- Small PBEs (annual expenses less than $2 million) would use a simplified financial reporting framework. This simplified framework would use accrual accounting, except for very small not-for-profit entities (expenses under $40,000) that could prepare accounts on a cash basis.
- The proposed target date for public sector PBEs to adopt the new PBE standards is 1 July 2013 (i.e. June 2014 year-ends). The proposed target date for charities and other not-for-profits is 1 July 2014 (i.e. June 2015 year-ends).
We will provide further details of the proposed changes announced by the Government and the XRB shortly. In addition, we will hold workshops in October 2011 for EY clients to hear more about the proposed changes and the implications for your organisation. Further details to follow.
Click here (pdf, 3.2mb) for a more detailed summary.
For more information please contact a member of EY’s Financial Accounting Advisory Services Team:
Kimberley Crook – Partner, Auckland: +64 9 348 8286
David Pacey – Executive Director, Auckland +64 9 348 8128
Andrew Moorby – Executive Director, Christchurch: +64 9 348 8035
Ravi Kumar – Senior Manager, Auckland +64 212 214 717
Jude Doliente – Manager, Auckland +64 212 417 481
Assurance | Tax | Transactions | Advisory
EY is a global leader in assurance, tax, transaction and advisory services. Worldwide, our 141,000 people are united by our shared values and an unwavering commitment to quality. We make a difference by helping our people, our clients and our wider communities achieve their potential.
EY refers to the global organization of member firms of Ernst & Young Global Limited, each of which is a separate legal entity. Ernst & Young Global Limited, a UK company limited by guarantee, does not provide services to clients. For more information about our organization, please visit www.ey.com.
© 2011 EY New Zealand.
All Rights Reserved

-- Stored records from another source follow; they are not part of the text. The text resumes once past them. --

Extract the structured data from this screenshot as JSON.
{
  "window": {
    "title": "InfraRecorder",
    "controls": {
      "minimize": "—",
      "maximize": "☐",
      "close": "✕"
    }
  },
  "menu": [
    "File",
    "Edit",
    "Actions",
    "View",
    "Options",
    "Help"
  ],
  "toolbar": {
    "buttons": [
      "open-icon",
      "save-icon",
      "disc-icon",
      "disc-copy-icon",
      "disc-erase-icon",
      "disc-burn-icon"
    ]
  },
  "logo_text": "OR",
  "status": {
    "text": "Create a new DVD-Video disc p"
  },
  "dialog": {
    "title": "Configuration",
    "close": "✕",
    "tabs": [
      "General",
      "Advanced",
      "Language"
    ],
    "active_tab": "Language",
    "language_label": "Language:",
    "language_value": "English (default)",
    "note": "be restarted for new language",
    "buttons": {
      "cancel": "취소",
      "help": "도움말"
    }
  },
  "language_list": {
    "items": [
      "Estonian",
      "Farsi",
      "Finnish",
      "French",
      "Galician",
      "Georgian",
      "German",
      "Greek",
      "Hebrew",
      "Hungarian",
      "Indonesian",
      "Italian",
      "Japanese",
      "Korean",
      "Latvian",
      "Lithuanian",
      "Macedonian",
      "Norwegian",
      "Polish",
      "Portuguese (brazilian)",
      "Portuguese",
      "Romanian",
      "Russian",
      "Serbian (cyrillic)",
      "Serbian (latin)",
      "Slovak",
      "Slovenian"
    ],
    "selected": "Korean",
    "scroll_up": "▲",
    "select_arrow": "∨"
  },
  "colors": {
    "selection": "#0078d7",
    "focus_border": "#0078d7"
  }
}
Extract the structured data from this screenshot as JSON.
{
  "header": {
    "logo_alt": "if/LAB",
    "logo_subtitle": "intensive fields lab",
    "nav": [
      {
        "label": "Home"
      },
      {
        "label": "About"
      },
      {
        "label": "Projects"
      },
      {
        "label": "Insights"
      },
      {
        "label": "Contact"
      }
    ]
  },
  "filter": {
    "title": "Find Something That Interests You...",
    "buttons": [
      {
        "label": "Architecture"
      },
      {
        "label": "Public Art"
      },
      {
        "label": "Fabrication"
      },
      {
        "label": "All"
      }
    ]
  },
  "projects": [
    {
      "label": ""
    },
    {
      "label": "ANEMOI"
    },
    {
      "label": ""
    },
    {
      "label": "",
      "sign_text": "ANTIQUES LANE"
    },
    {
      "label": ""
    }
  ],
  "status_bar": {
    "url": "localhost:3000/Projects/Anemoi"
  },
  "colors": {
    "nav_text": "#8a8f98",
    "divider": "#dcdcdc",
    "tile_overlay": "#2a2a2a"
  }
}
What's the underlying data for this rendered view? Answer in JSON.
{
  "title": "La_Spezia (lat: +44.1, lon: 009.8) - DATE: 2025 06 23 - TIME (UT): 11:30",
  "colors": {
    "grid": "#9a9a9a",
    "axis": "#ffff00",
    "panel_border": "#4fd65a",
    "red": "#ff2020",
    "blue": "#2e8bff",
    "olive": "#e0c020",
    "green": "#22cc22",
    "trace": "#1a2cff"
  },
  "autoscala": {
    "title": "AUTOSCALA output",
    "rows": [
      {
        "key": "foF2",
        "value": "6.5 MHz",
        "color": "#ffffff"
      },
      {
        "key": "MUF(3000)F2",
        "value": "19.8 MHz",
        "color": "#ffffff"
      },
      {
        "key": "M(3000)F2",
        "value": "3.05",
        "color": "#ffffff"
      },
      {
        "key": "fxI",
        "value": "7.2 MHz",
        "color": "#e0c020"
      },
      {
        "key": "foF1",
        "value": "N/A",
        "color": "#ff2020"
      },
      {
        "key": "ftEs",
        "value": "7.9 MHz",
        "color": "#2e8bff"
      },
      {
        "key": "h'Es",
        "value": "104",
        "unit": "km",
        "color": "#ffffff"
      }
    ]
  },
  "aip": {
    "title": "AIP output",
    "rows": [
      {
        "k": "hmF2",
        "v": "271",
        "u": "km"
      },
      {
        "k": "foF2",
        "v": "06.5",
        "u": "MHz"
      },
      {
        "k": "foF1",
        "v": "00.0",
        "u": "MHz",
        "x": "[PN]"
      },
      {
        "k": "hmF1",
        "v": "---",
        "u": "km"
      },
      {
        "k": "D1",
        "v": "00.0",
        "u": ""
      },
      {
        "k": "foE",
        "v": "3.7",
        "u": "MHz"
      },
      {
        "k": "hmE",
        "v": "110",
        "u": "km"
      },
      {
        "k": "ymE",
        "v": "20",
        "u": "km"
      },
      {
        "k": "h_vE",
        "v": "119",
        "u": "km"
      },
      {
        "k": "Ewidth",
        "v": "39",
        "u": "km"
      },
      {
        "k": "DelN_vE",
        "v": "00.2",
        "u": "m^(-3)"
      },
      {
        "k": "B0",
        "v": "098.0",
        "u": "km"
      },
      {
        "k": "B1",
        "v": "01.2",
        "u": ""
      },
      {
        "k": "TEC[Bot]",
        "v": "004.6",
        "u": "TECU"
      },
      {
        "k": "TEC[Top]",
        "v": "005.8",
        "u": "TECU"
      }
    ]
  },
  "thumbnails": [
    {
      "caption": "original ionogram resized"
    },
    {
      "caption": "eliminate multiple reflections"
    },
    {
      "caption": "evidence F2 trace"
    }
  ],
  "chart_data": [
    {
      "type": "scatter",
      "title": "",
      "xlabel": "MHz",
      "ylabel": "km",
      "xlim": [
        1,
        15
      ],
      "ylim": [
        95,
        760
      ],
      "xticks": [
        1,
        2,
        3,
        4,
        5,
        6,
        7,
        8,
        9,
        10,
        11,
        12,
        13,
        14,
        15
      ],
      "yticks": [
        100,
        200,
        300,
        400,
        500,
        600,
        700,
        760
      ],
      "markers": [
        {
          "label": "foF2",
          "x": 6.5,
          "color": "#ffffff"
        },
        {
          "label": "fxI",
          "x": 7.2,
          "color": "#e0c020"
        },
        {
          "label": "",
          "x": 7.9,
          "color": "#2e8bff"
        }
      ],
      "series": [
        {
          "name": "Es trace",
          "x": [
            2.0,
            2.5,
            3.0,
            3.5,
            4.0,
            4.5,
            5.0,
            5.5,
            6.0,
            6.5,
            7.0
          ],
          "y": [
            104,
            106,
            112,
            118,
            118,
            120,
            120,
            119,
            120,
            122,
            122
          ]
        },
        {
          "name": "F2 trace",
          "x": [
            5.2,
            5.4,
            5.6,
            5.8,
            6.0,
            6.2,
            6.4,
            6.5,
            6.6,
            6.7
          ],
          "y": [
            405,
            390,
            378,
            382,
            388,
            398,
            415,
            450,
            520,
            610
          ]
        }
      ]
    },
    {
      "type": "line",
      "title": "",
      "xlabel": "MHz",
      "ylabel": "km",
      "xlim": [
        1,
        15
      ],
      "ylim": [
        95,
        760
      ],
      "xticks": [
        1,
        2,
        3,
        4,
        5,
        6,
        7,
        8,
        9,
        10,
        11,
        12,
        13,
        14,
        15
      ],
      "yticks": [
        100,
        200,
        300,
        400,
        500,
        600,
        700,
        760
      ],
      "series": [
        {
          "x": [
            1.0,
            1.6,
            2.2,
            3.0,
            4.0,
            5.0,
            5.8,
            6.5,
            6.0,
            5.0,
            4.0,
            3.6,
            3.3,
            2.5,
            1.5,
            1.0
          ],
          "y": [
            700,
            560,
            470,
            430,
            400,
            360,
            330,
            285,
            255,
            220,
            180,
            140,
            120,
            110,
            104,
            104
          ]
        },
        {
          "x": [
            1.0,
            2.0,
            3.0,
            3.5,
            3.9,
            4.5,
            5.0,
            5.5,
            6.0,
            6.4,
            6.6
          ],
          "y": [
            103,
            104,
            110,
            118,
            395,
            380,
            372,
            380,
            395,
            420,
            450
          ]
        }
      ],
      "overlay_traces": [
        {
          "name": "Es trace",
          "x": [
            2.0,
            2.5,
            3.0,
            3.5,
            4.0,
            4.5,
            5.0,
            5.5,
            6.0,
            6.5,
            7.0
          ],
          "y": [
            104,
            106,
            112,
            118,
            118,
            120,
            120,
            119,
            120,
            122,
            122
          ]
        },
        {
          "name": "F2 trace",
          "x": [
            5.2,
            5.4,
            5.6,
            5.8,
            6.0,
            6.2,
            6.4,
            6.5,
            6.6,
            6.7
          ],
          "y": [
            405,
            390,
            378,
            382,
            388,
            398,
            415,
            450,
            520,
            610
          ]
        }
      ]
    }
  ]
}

This communication provides general information which is current as at the time of production. The information contained in this communication does not constitute advice and should not be relied on as such. Professional advice should be sought prior to any action being taken in reliance on any of the information. EY disclaims all responsibility and liability (including, without limitation, for any direct or indirect or consequential costs, loss or damage or loss of profits) arising from anything done or omitted to be done by any party in reliance, whether wholly or partially, on any of the information. Any party that relies on the information does so at its own risk.